“Our hospital is dedicated to providing the highest quality of care for our patients,” Madeleine says. “By making sure our employees share that vision, our clients are offered a full range of options for their pets’ health care, and the hospital team works with clients to implement best care in light of each individual’s situation.”
THE POWER OF 12 AT CVH
Last year, 12.12.12 became the mantra for an initiative focused on increasing, by 12%, the number of year-round (12-month) doses of heartworm preventive sold in 2012.
Madeleine shared how the program impacted CVH: “12.12.12 reminded our team that we really should be encouraging clients to buy 12 months of preventive at a time. This recommendation was backed up by the great rebates offered by Merial—it was an incentive clients couldn’t pass up.”
She added, “Clients didn’t always understand that year-round prevention is needed in our area. 12.12.12 helped educate our employees on this topic, which allowed them to educate our clients. The program’s measurement system showed that our sales of 12-dose heartworm preventive products increased.”
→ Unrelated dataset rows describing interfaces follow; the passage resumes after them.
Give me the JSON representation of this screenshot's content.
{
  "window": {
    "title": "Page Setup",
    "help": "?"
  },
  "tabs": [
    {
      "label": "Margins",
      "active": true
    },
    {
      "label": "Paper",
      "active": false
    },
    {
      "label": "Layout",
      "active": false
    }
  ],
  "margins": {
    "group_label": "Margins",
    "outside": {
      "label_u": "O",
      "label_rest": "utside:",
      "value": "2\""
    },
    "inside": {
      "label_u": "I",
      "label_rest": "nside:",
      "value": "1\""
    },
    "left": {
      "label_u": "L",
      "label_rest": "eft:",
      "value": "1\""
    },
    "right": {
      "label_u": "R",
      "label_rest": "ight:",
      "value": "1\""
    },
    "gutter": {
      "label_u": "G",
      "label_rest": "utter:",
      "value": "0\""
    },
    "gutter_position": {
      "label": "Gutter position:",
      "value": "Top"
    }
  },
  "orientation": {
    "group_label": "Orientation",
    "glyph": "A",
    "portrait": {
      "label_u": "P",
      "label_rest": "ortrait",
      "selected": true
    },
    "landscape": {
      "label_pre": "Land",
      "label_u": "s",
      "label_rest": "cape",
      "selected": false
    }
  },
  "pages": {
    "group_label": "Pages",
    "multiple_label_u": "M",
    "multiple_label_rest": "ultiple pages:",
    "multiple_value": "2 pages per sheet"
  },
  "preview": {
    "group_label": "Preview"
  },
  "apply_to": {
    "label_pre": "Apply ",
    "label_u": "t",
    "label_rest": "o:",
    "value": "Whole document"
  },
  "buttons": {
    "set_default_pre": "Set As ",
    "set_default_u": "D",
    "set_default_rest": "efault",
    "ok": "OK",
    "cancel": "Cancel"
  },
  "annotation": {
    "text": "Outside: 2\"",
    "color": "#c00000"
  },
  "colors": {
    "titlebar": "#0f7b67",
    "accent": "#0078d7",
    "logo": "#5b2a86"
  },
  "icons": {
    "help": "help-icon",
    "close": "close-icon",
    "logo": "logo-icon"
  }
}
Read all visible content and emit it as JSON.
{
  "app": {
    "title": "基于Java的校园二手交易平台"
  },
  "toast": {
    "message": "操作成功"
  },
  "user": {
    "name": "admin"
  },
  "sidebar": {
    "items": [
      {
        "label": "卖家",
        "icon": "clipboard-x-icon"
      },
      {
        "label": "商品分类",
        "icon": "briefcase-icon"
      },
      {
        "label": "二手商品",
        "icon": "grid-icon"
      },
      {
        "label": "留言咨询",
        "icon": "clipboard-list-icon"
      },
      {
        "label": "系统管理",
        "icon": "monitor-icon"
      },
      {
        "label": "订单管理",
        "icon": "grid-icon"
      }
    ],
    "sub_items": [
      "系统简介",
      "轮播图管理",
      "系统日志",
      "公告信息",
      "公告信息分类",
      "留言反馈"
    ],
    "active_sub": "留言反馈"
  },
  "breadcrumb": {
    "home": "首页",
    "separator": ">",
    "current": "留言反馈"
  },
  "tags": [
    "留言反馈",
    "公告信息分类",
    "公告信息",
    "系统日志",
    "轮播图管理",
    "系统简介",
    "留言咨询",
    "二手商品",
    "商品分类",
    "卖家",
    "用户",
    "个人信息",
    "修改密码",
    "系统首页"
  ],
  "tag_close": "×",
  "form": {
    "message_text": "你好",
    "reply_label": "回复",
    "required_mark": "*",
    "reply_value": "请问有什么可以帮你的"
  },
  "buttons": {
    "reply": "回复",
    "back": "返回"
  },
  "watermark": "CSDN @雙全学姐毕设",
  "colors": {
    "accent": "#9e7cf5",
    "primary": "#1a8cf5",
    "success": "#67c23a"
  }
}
“The best part was finding out that the hospital was above average when compared to national statistics with regard to percentage of clients purchasing year-round prevention. I really gained a new appreciation for our team, knowing our patients were reaping the benefits of a job well done by everyone at CVH.”